(For those of you wondering what a “bobo” is…. it’s a bourgeois bohemian, of course (!). “Cultural creatives” are those who are generally highly educated, engaged in “creative” professions, and tend to have less materialistic goals.)

While I really loved the approach that Paul and Hazel took to develop this kind of advice, I have to say that I felt the advice would serve Generation X (born roughly between 1965 and 1981) quite poorly. Much of the advice is based on how the amenities of different regions will be affected by changes in climate and species ranges, particularly from the viewpoint of real estate values. The book was written in 2001, well before the 2008 collapse of the housing market, and so much of their advice is moot at this point. But as I said, it is certainly a clever approach to the issue.

I have been thinking off and on about what sort of advice I would have for my fellow Gen X-ers, that cynical, sarcastic bunch sandwiched between the Boomers (who will likely suck Social Security dry) and the Millennials (who hate our current dour demeanors, and will certainly hate us as bitter, complaining elderly folks). Generally, Gen X-ers seem to be far more at ease when working individually, although we do spend a good chunk of energy on maintaining and growing our networks (personal and professional). It also seems that we have a propensity for the DIY activities (regardless of whether we are any good at them). This translates into a generation who may “downsize” and disappear into small towns and rural areas, with good soil and plenty of water, grumbling about all the things we miss about the big city until we visit our children in the big city (when we will grumble about the traffic, the pollution, the deterioration of infrastructure, etc.)

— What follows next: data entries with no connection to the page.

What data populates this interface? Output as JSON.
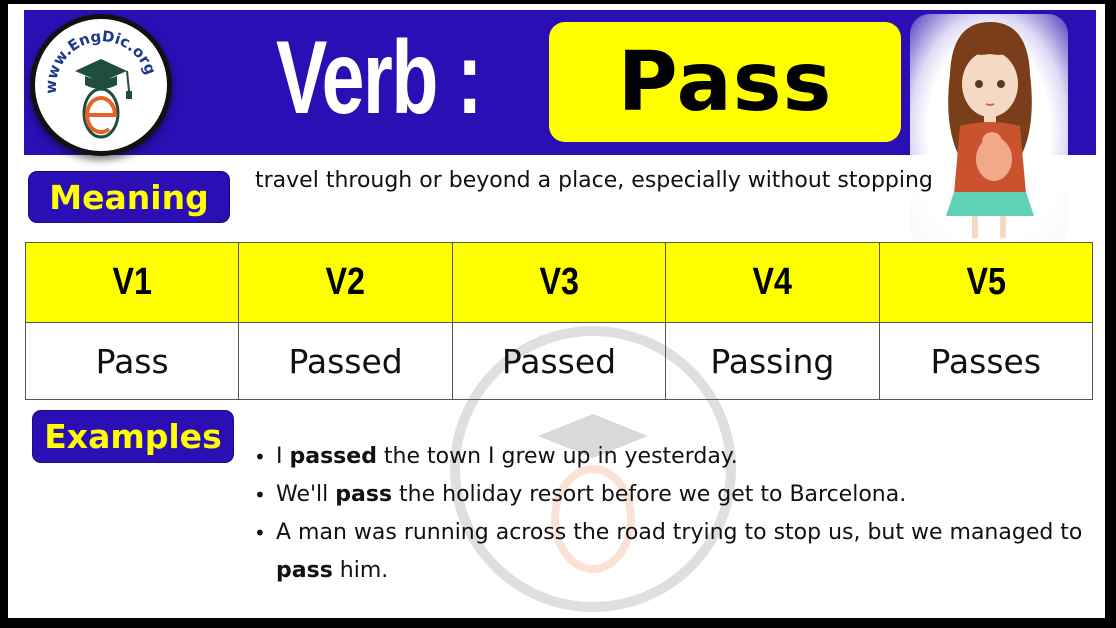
{
  "header": {
    "logo_text": "www.EngDic.org",
    "title_prefix": "Verb :",
    "word": "Pass"
  },
  "colors": {
    "header_blue": "#2b0fb4",
    "highlight_yellow": "#ffff00",
    "logo_orange": "#e8632a",
    "logo_navy": "#1f3a8a",
    "cap_green": "#1f4d3e"
  },
  "meaning": {
    "label": "Meaning",
    "text": "travel through or beyond a place, especially without stopping"
  },
  "forms_table": {
    "headers": [
      "V1",
      "V2",
      "V3",
      "V4",
      "V5"
    ],
    "values": [
      "Pass",
      "Passed",
      "Passed",
      "Passing",
      "Passes"
    ]
  },
  "examples": {
    "label": "Examples",
    "items": [
      {
        "before": "I ",
        "bold": "passed",
        "after": " the town I grew up in yesterday."
      },
      {
        "before": "We'll ",
        "bold": "pass",
        "after": " the holiday resort before we get to Barcelona."
      },
      {
        "before": "A man was running across the road trying to stop us, but we managed to ",
        "bold": "pass",
        "after": " him."
      }
    ]
  },
  "illustration": {
    "subject": "girl-holding-cat"
  }
}
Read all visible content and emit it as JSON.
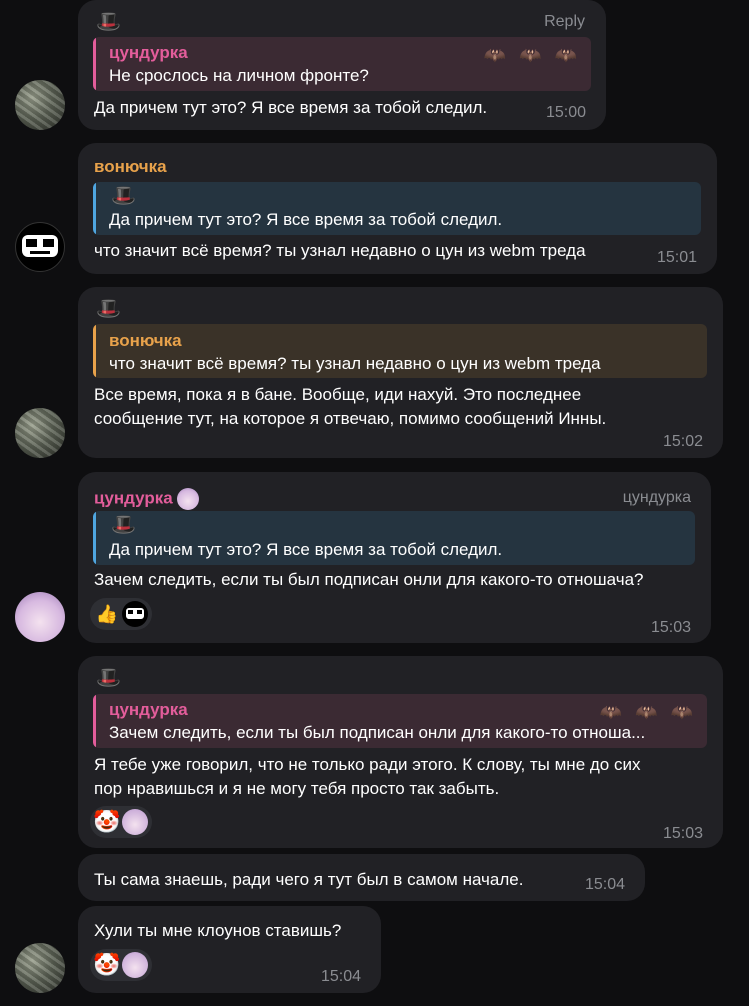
{
  "colors": {
    "pink": "#e35d9b",
    "orange": "#e8a24b",
    "blue": "#4fa6e0",
    "bubble": "#212125"
  },
  "messages": [
    {
      "hat": "🎩",
      "reply_link": "Reply",
      "quote": {
        "name": "цундурка",
        "text": "Не срослось на личном фронте?"
      },
      "text": "Да причем тут это? Я все время за тобой следил.",
      "time": "15:00"
    },
    {
      "sender": "вонючка",
      "quote": {
        "hat": "🎩",
        "text": "Да причем тут это? Я все время за тобой следил."
      },
      "text": "что значит всё время? ты узнал недавно о цун из webm треда",
      "time": "15:01"
    },
    {
      "hat": "🎩",
      "quote": {
        "name": "вонючка",
        "text": "что значит всё время? ты узнал недавно о цун из webm треда"
      },
      "text_lines": [
        "Все время, пока я в бане. Вообще, иди нахуй. Это последнее",
        "сообщение тут, на которое я отвечаю, помимо сообщений Инны."
      ],
      "time": "15:02"
    },
    {
      "sender": "цундурка",
      "sender_right": "цундурка",
      "quote": {
        "hat": "🎩",
        "text": "Да причем тут это? Я все время за тобой следил."
      },
      "text": "Зачем следить, если ты был подписан онли для какого-то отношача?",
      "reactions": [
        "👍",
        "😈"
      ],
      "time": "15:03"
    },
    {
      "hat": "🎩",
      "quote": {
        "name": "цундурка",
        "text": "Зачем следить, если ты был подписан онли для какого-то отноша..."
      },
      "text_lines": [
        "Я тебе уже говорил, что не только ради этого. К слову, ты мне до сих",
        "пор нравишься и я не могу тебя просто так забыть."
      ],
      "reactions": [
        "🤡",
        "anime-avatar"
      ],
      "time": "15:03"
    },
    {
      "text": "Ты сама знаешь, ради чего я тут был в самом начале.",
      "time": "15:04"
    },
    {
      "text": "Хули ты мне клоунов ставишь?",
      "reactions": [
        "🤡",
        "anime-avatar"
      ],
      "time": "15:04"
    }
  ],
  "bats": "🦇 🦇 🦇"
}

Of course, actually applying science to these hunches like the Delcourts did… that will require much more than the hand-waving that I’ve done here. Let’s see if this child of the Slacker Nation can actually pull that off… stay tuned!